▶ _Exercise goal_
This task calls for every entry below to be repeated exactly.

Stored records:
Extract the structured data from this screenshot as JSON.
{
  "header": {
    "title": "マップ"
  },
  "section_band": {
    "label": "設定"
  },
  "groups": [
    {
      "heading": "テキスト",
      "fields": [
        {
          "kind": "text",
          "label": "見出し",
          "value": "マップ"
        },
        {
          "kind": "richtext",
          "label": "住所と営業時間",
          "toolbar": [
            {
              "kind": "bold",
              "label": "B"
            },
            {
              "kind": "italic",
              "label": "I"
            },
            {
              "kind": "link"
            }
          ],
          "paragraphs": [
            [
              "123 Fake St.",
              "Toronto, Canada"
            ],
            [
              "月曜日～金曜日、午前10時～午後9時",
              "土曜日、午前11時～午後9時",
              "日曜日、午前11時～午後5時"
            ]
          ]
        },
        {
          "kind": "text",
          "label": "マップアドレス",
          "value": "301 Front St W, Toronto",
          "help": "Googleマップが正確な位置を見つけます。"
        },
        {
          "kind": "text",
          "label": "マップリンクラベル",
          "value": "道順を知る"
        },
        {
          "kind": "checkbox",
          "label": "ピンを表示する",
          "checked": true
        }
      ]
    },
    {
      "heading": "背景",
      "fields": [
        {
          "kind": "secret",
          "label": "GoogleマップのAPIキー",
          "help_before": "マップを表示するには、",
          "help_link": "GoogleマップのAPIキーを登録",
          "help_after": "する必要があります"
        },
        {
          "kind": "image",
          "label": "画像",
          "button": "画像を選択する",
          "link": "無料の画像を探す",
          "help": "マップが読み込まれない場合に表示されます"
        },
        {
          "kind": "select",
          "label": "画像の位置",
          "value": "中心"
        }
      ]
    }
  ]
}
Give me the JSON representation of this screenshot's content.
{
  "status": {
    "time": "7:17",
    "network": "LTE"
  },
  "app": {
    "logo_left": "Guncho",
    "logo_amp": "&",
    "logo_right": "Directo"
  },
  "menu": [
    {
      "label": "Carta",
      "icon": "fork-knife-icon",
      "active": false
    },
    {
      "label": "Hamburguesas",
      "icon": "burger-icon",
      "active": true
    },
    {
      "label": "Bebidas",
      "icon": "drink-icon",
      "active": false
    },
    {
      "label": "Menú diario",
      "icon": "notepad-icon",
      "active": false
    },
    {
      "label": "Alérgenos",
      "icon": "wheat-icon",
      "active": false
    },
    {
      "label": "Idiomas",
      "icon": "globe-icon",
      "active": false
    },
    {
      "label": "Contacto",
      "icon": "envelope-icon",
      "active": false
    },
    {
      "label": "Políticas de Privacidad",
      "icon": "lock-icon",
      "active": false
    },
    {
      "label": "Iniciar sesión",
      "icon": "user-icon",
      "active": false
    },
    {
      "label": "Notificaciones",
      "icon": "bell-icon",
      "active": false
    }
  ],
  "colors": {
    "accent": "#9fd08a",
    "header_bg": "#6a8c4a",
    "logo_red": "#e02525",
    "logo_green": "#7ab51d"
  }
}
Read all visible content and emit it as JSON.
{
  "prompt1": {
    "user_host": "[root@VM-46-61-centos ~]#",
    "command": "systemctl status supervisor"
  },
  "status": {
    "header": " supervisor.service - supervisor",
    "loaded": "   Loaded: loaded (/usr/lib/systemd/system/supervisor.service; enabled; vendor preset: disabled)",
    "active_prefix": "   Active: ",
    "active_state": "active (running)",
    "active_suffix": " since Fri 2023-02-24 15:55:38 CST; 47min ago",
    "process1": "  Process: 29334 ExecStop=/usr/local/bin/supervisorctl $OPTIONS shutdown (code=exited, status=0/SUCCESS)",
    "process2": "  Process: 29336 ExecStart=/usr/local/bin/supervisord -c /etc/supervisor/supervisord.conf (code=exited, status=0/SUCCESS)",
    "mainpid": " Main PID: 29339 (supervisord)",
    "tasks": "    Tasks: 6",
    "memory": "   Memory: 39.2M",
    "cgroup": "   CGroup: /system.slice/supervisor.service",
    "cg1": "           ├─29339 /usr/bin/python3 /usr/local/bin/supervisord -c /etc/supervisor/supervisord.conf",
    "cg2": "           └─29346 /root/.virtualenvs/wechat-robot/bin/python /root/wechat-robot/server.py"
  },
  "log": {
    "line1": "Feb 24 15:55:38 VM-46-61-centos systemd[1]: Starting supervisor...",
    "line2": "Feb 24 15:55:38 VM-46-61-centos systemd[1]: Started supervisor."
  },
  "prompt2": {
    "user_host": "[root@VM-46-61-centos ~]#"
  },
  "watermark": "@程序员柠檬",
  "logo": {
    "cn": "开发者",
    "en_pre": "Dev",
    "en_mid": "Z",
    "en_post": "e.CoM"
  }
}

▶ _Answer box_
Extract the structured data from this screenshot as JSON.
{
  "header": {
    "title": "マップ"
  },
  "section_band": {
    "label": "設定"
  },
  "groups": [
    {
      "heading": "テキスト",
      "fields": [
        {
          "kind": "text",
          "label": "見出し",
          "value": "マップ"
        },
        {
          "kind": "richtext",
          "label": "住所と営業時間",
          "toolbar": [
            {
              "kind": "bold",
              "label": "B"
            },
            {
              "kind": "italic",
              "label": "I"
            },
            {
              "kind": "link"
            }
          ],
          "paragraphs": [
            [
              "123 Fake St.",
              "Toronto, Canada"
            ],
            [
              "月曜日～金曜日、午前10時～午後9時",
              "土曜日、午前11時～午後9時",
              "日曜日、午前11時～午後5時"
            ]
          ]
        },
        {
          "kind": "text",
          "label": "マップアドレス",
          "value": "301 Front St W, Toronto",
          "help": "Googleマップが正確な位置を見つけます。"
        },
        {
          "kind": "text",
          "label": "マップリンクラベル",
          "value": "道順を知る"
        },
        {
          "kind": "checkbox",
          "label": "ピンを表示する",
          "checked": true
        }
      ]
    },
    {
      "heading": "背景",
      "fields": [
        {
          "kind": "secret",
          "label": "GoogleマップのAPIキー",
          "help_before": "マップを表示するには、",
          "help_link": "GoogleマップのAPIキーを登録",
          "help_after": "する必要があります"
        },
        {
          "kind": "image",
          "label": "画像",
          "button": "画像を選択する",
          "link": "無料の画像を探す",
          "help": "マップが読み込まれない場合に表示されます"
        },
        {
          "kind": "select",
          "label": "画像の位置",
          "value": "中心"
        }
      ]
    }
  ]
}
Give me the JSON representation of this screenshot's content.
{
  "status": {
    "time": "7:17",
    "network": "LTE"
  },
  "app": {
    "logo_left": "Guncho",
    "logo_amp": "&",
    "logo_right": "Directo"
  },
  "menu": [
    {
      "label": "Carta",
      "icon": "fork-knife-icon",
      "active": false
    },
    {
      "label": "Hamburguesas",
      "icon": "burger-icon",
      "active": true
    },
    {
      "label": "Bebidas",
      "icon": "drink-icon",
      "active": false
    },
    {
      "label": "Menú diario",
      "icon": "notepad-icon",
      "active": false
    },
    {
      "label": "Alérgenos",
      "icon": "wheat-icon",
      "active": false
    },
    {
      "label": "Idiomas",
      "icon": "globe-icon",
      "active": false
    },
    {
      "label": "Contacto",
      "icon": "envelope-icon",
      "active": false
    },
    {
      "label": "Políticas de Privacidad",
      "icon": "lock-icon",
      "active": false
    },
    {
      "label": "Iniciar sesión",
      "icon": "user-icon",
      "active": false
    },
    {
      "label": "Notificaciones",
      "icon": "bell-icon",
      "active": false
    }
  ],
  "colors": {
    "accent": "#9fd08a",
    "header_bg": "#6a8c4a",
    "logo_red": "#e02525",
    "logo_green": "#7ab51d"
  }
}
Read all visible content and emit it as JSON.
{
  "prompt1": {
    "user_host": "[root@VM-46-61-centos ~]#",
    "command": "systemctl status supervisor"
  },
  "status": {
    "header": " supervisor.service - supervisor",
    "loaded": "   Loaded: loaded (/usr/lib/systemd/system/supervisor.service; enabled; vendor preset: disabled)",
    "active_prefix": "   Active: ",
    "active_state": "active (running)",
    "active_suffix": " since Fri 2023-02-24 15:55:38 CST; 47min ago",
    "process1": "  Process: 29334 ExecStop=/usr/local/bin/supervisorctl $OPTIONS shutdown (code=exited, status=0/SUCCESS)",
    "process2": "  Process: 29336 ExecStart=/usr/local/bin/supervisord -c /etc/supervisor/supervisord.conf (code=exited, status=0/SUCCESS)",
    "mainpid": " Main PID: 29339 (supervisord)",
    "tasks": "    Tasks: 6",
    "memory": "   Memory: 39.2M",
    "cgroup": "   CGroup: /system.slice/supervisor.service",
    "cg1": "           ├─29339 /usr/bin/python3 /usr/local/bin/supervisord -c /etc/supervisor/supervisord.conf",
    "cg2": "           └─29346 /root/.virtualenvs/wechat-robot/bin/python /root/wechat-robot/server.py"
  },
  "log": {
    "line1": "Feb 24 15:55:38 VM-46-61-centos systemd[1]: Starting supervisor...",
    "line2": "Feb 24 15:55:38 VM-46-61-centos systemd[1]: Started supervisor."
  },
  "prompt2": {
    "user_host": "[root@VM-46-61-centos ~]#"
  },
  "watermark": "@程序员柠檬",
  "logo": {
    "cn": "开发者",
    "en_pre": "Dev",
    "en_mid": "Z",
    "en_post": "e.CoM"
  }
}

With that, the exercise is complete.